* WHAT YOU WILL DO
Give the count of lines that hold the word "https" in this listing, with nothing added.
--
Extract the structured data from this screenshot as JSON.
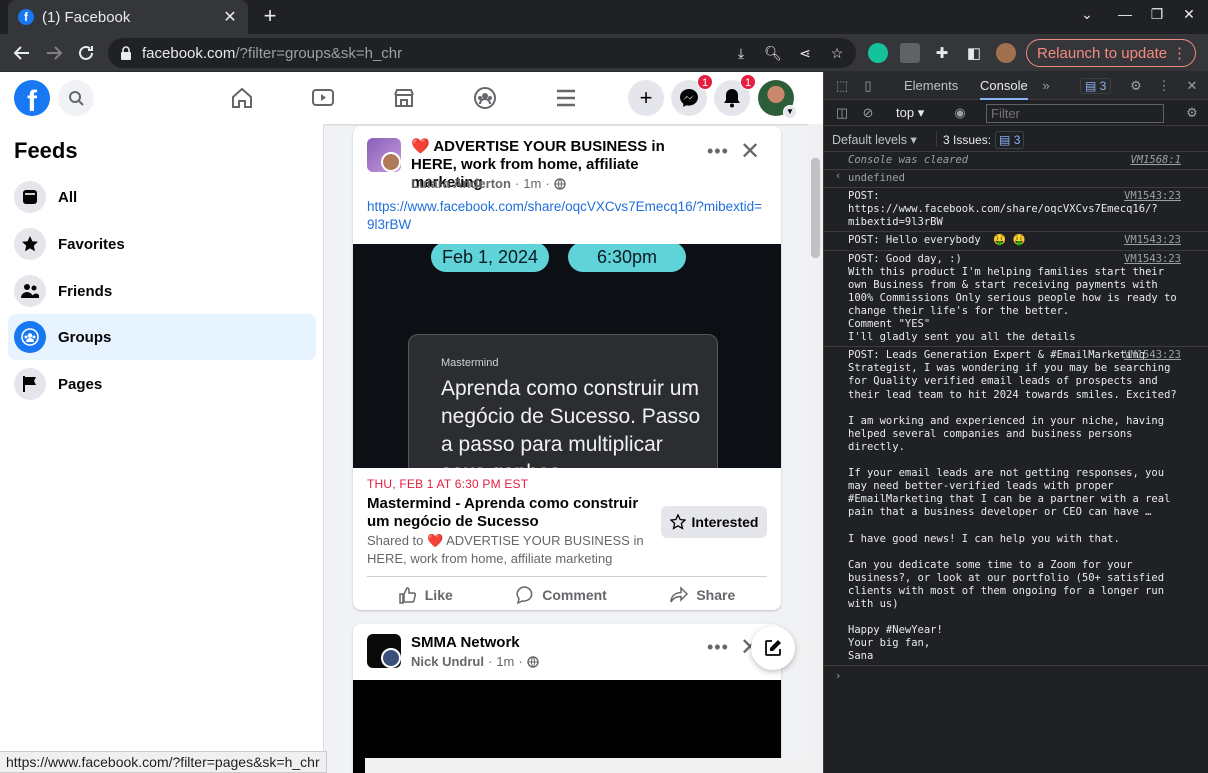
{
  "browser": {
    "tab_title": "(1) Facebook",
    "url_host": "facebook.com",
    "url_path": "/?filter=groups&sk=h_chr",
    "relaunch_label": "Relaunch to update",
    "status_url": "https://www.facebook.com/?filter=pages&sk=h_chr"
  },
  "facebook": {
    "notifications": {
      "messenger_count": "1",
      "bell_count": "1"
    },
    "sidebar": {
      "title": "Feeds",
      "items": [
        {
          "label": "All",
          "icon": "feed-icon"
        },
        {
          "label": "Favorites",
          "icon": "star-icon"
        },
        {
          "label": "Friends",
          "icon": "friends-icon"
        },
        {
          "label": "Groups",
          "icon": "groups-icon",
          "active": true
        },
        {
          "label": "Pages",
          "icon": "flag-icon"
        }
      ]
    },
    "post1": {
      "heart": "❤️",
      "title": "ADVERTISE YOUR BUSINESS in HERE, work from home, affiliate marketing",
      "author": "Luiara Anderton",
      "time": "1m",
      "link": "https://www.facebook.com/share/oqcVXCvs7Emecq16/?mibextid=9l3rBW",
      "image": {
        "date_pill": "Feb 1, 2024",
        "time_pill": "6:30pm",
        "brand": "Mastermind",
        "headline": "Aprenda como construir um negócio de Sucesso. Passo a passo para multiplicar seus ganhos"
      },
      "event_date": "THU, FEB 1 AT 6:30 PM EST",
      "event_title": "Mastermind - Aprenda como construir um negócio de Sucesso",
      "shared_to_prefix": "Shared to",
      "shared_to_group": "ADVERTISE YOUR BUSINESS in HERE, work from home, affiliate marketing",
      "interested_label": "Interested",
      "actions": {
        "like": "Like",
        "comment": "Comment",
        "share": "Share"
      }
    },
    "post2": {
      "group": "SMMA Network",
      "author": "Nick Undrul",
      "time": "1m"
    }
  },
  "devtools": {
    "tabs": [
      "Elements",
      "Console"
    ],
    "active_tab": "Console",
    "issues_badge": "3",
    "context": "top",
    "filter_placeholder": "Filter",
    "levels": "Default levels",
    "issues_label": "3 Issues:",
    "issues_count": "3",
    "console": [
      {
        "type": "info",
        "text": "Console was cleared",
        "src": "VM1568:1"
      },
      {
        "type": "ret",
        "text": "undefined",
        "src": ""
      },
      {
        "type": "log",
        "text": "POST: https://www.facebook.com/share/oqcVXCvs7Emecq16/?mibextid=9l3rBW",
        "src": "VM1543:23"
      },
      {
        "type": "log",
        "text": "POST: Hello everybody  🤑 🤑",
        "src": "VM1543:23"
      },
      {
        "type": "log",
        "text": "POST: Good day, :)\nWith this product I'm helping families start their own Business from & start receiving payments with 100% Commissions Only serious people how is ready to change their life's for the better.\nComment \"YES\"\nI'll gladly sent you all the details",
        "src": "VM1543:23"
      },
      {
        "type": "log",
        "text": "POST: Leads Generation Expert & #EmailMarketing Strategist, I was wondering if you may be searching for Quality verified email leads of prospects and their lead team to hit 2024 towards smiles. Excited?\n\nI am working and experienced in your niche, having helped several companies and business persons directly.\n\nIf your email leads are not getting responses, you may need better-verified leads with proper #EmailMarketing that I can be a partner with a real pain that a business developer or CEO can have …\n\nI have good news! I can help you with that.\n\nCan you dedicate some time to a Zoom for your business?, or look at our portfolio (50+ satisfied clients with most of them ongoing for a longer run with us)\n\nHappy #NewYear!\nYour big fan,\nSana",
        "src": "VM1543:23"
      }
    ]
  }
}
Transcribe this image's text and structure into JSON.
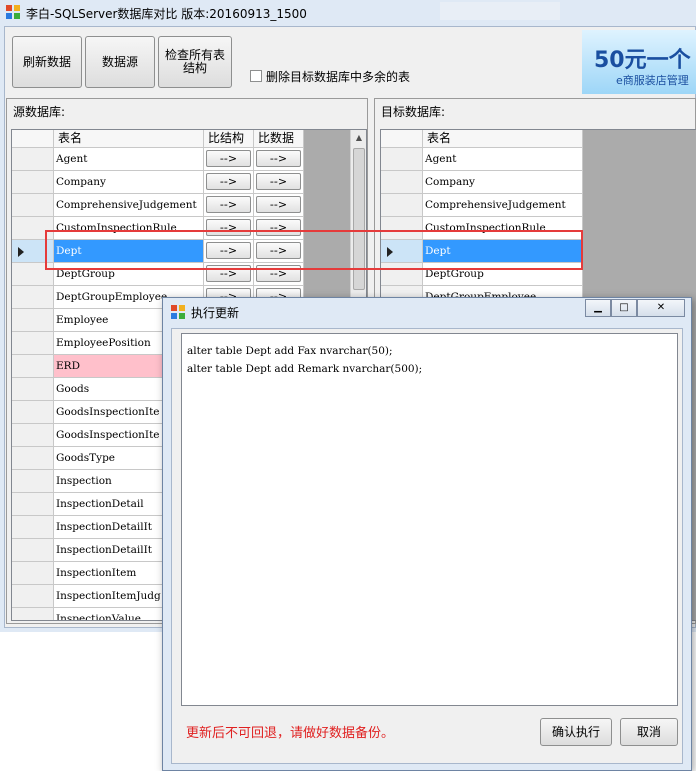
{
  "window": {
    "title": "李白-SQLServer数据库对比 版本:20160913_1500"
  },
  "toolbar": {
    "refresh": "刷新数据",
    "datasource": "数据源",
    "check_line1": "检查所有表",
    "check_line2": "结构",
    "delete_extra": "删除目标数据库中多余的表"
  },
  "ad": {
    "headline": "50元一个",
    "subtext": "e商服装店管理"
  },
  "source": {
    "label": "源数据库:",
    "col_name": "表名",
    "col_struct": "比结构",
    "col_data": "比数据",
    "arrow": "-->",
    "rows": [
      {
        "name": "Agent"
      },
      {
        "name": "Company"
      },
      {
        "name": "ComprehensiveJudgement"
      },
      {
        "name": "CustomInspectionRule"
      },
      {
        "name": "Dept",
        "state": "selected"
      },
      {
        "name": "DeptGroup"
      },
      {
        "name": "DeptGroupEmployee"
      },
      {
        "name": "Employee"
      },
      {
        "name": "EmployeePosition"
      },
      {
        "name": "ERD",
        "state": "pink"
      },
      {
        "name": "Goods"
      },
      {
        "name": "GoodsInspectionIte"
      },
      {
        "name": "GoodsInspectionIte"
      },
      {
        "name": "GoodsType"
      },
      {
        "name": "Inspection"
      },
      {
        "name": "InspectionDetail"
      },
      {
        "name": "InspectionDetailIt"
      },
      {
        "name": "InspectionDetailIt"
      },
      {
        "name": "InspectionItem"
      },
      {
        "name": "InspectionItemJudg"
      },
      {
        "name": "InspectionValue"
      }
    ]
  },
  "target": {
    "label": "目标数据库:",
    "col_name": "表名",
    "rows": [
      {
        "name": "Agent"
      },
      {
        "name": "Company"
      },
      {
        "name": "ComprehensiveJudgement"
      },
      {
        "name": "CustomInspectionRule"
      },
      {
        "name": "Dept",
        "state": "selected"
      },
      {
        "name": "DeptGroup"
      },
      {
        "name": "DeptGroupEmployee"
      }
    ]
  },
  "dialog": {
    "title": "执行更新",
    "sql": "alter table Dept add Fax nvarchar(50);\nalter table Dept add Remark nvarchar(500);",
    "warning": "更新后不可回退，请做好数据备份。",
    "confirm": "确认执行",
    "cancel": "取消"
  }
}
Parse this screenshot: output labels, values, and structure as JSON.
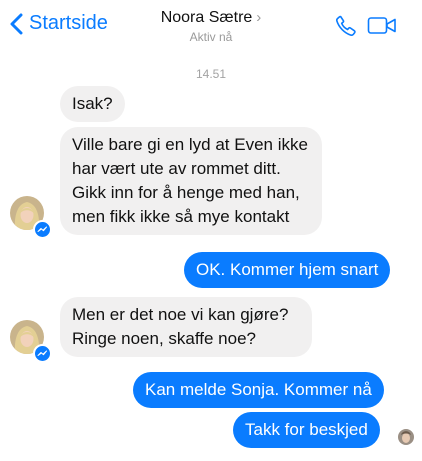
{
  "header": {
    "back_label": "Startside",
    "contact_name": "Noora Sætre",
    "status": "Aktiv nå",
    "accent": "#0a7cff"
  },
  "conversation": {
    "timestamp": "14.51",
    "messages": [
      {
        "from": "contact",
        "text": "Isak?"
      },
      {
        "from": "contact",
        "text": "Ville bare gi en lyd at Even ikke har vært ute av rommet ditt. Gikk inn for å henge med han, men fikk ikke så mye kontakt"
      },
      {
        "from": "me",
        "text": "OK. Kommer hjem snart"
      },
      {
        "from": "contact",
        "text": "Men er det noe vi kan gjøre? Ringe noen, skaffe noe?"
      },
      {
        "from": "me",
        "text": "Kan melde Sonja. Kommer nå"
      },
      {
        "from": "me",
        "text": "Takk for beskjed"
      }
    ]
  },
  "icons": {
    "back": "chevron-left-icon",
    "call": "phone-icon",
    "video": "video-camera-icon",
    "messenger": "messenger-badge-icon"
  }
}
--
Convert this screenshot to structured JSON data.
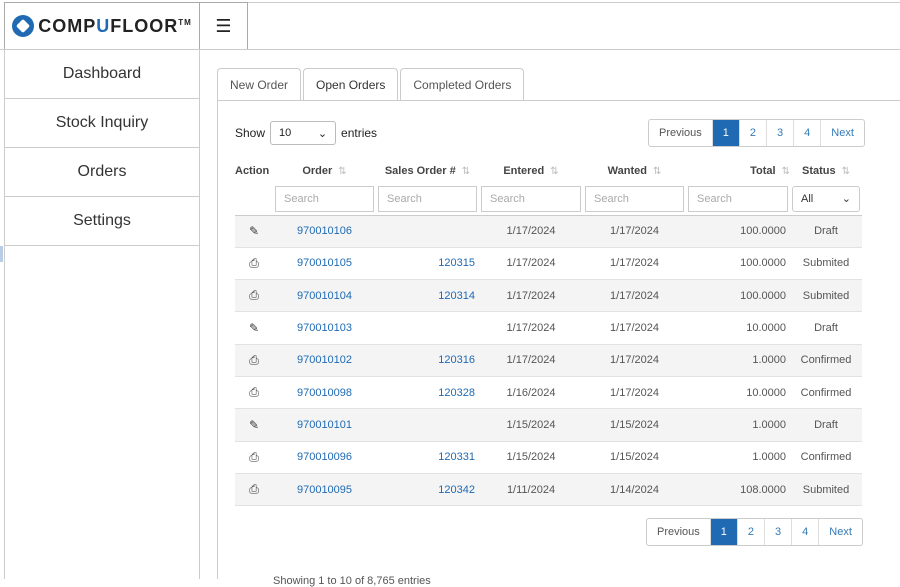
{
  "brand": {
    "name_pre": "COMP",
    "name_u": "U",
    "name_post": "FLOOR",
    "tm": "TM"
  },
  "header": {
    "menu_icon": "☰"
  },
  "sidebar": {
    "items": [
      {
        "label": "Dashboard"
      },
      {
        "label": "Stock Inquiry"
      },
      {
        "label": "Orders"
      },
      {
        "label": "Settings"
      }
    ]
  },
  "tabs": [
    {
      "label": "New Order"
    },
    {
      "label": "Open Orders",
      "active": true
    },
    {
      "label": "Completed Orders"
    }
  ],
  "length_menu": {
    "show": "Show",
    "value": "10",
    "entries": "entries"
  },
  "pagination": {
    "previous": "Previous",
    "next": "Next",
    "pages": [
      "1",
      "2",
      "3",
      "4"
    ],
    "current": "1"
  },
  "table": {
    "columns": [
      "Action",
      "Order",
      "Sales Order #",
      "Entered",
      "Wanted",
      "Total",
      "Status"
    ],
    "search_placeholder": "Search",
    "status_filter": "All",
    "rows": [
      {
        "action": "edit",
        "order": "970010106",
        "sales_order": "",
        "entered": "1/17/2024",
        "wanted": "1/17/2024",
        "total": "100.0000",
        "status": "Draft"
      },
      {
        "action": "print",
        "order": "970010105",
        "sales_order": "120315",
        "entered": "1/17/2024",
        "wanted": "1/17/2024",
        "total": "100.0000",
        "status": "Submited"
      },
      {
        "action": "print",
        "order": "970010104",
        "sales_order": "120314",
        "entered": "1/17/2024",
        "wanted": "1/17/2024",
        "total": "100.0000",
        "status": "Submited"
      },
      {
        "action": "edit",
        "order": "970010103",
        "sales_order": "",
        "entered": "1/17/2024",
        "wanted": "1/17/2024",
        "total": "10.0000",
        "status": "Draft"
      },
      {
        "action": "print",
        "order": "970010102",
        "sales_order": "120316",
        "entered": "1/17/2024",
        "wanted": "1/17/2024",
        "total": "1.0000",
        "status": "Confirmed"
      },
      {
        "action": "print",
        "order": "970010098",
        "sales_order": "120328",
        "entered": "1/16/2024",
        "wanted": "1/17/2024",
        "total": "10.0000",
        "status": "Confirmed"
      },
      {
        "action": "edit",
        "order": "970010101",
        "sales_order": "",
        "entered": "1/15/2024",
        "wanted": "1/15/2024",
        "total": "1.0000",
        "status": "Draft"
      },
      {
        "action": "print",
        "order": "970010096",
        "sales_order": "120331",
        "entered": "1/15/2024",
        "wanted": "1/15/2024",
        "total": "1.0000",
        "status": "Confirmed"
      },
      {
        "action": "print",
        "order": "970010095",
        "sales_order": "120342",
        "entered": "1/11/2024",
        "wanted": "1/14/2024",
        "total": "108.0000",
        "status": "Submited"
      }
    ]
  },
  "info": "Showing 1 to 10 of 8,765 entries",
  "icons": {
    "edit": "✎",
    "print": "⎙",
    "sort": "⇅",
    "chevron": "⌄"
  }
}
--
* RESULT OF THIS EXERCISE
3